organic > what is organic?
Organic can be defined as natural. It is the process of allowing an organism to develop according to its own potential without undue external assistance, interferance or manipulation. In agriculture this is a delicate process, because soil improvement and rotation, irrigation, crop and animal husbandry has always been a part of farming.
The idealised aim is ‘as natural as possible,’ and Biodynamic Agriculture, a system of natural farming based upon the philosophies of Rudolph Steiner, perhaps epitomises this ethos best of all.
In addition to Organic methods, Biodynamic Agriculture aims to be the zenith in sustainability, seeking to make a farm completely self-sufficient in terms of composting, manure and animal feeds and with the least external input necessary in other areas of its business. It also pays attentions to the earth's seasons and moon cycles when considering planting times, feeding and harvesting etc.
For more information please see the UK Certification Bodies page.
In terms of food and drink, Organic means growing produce and rearing animals under natural processes and in natural conditions, with minimal artificial stimuli and disruption to the environment. So chemical fertilisers, insecticides, fungicides, routine antibiotics/ medications are either disallowed completely or controllably restricted.
Likewise Organic food and drink products are manufactured to exclude artificial colourings, flavourings and unnecessary chemical processes.
The term Organic is legally defined under European Law, and food and drink production is regulated to this standard, so if food or drink is labelled Organic, you know it has been grown or produced under specific conditions. The same definitions also apply to produce and products imported into the EC.
However, the same rules do not apply to cosmetics. If you see 'natural' or 'organic' on skincare or cosmetic products this doesn't necessarily mean what you might think. There is currently no legal definition of these terms for the cosmetics industry, so manufacturers may label skincare and cosmetics as 'natural', even though just 1% of the ingredients are from natural sources. They may also label a product as containing an organically produced ingredient (e.g. lavender oil), however this may be just a few drops among a cocktail of chemicals and petroleum-based ingredients.
If you consider that much of what we put onto our skin may be absorbed into our bloodstream (this is how nicotene and contraceptive patches work), it follows that we should be just as concerned about the products we put onto our bodies as we are about the food we put into them.

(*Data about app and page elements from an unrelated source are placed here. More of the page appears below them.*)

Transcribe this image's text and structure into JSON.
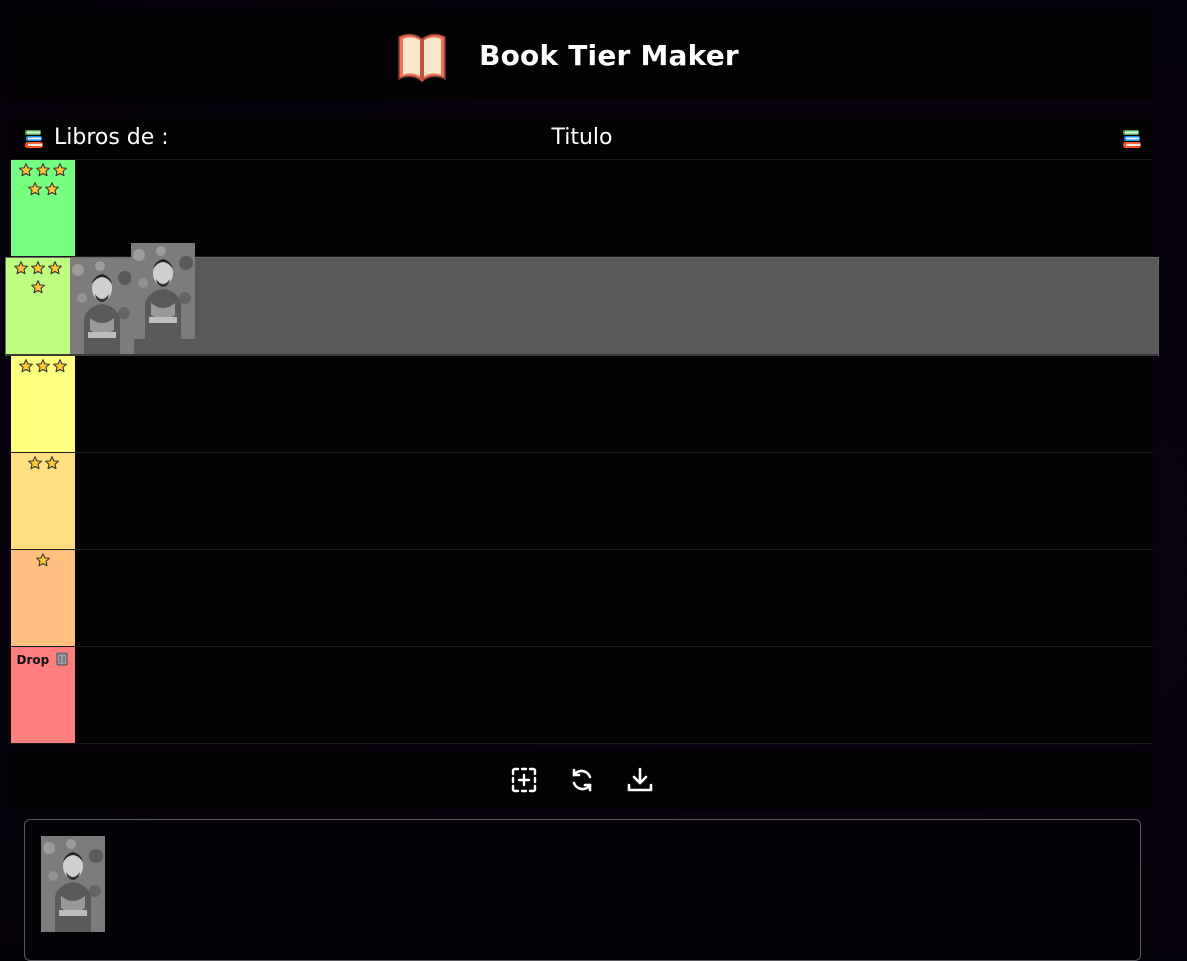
{
  "app": {
    "title": "Book Tier Maker",
    "logo_icon": "open-book-icon"
  },
  "board": {
    "owner_label": "Libros de :",
    "title_placeholder": "Titulo",
    "books_icon": "books-stack-icon"
  },
  "tiers": [
    {
      "id": "tier-5",
      "stars": 5,
      "color": "#77ff7f",
      "label": ""
    },
    {
      "id": "tier-4",
      "stars": 4,
      "color": "#bfff7f",
      "label": ""
    },
    {
      "id": "tier-3",
      "stars": 3,
      "color": "#ffff7f",
      "label": ""
    },
    {
      "id": "tier-2",
      "stars": 2,
      "color": "#ffdf80",
      "label": ""
    },
    {
      "id": "tier-1",
      "stars": 1,
      "color": "#ffbf7f",
      "label": ""
    },
    {
      "id": "tier-drop",
      "stars": 0,
      "color": "#ff7f7f",
      "label": "Drop",
      "icon": "trash-icon"
    }
  ],
  "toolbar": {
    "buttons": [
      {
        "name": "add-image-button",
        "icon": "add-square-icon"
      },
      {
        "name": "reset-button",
        "icon": "refresh-icon"
      },
      {
        "name": "download-button",
        "icon": "download-icon"
      }
    ]
  },
  "colors": {
    "dragover_row": "#5a5a5a",
    "background": "#07020c"
  }
}
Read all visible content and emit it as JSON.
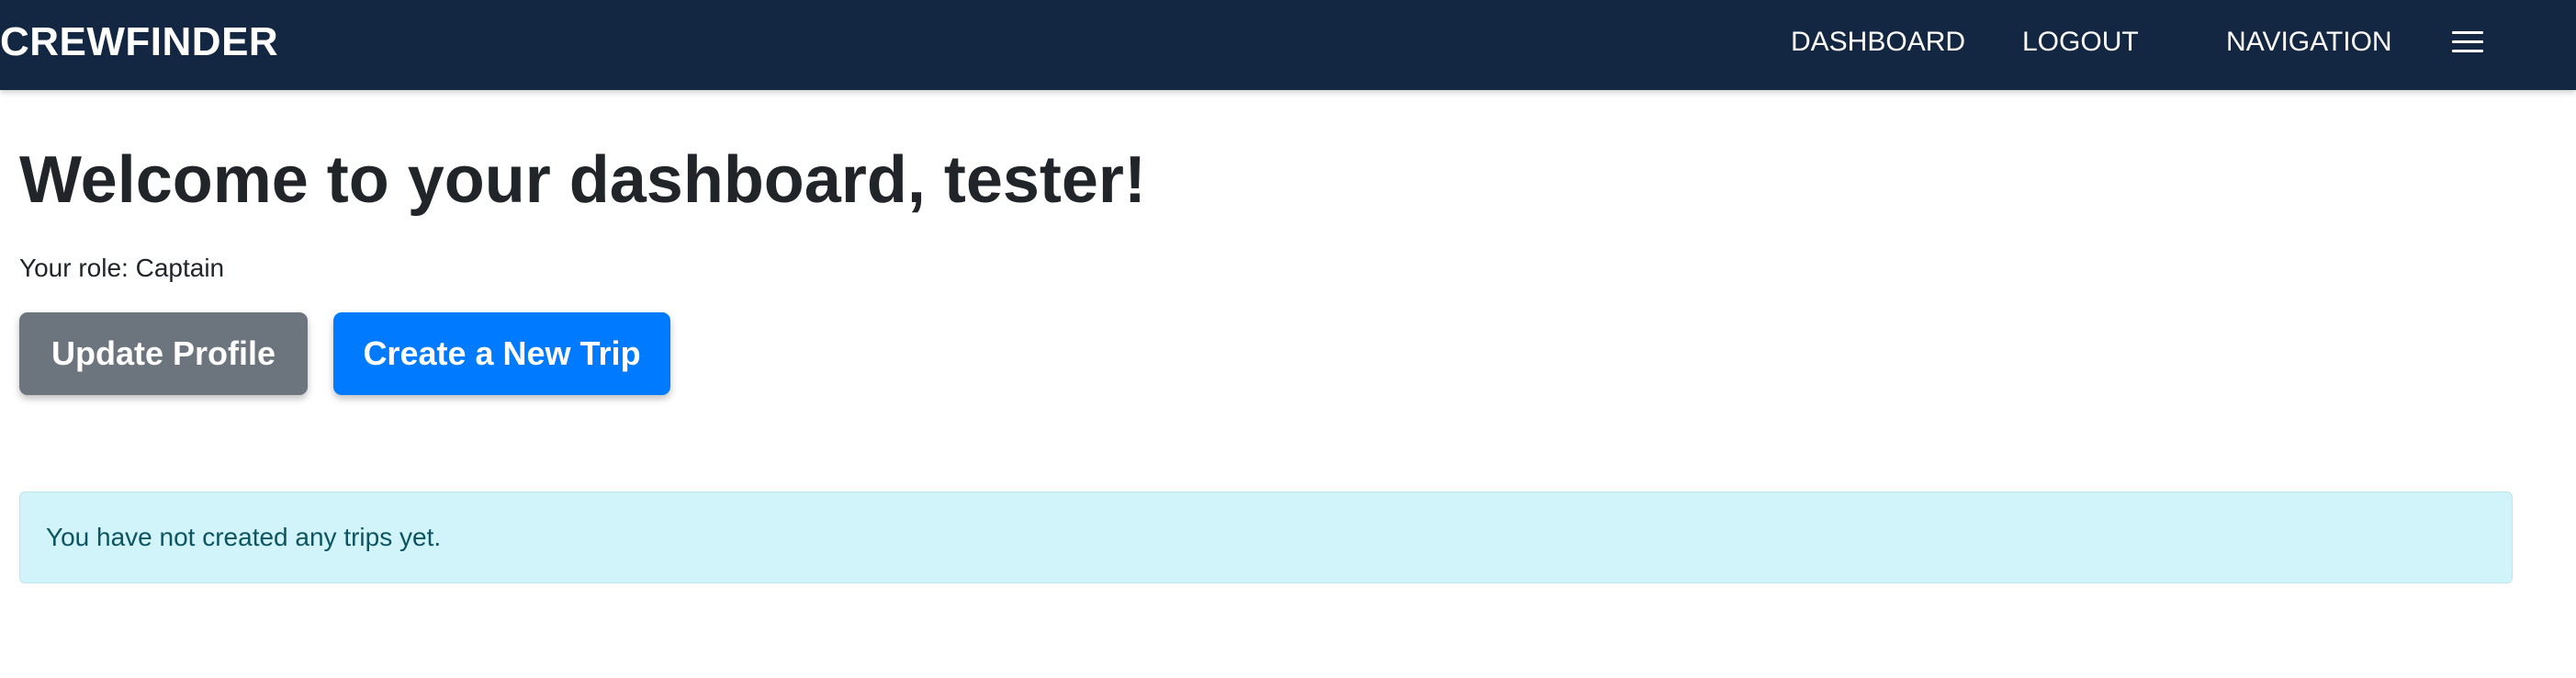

There are manufacturers of skincare products out there that exclude the use of chemical and petroleum ingredients, some of whom are now (voluntarily) becoming certified organic. We have included links to many of these in our shopping / bodycare & cosmetics section.
For more information about the chemicals included in everyday cosmetics see our page "chemicals to avoid in cosmetics" or visit the Women's Environmental Network (WEN) website.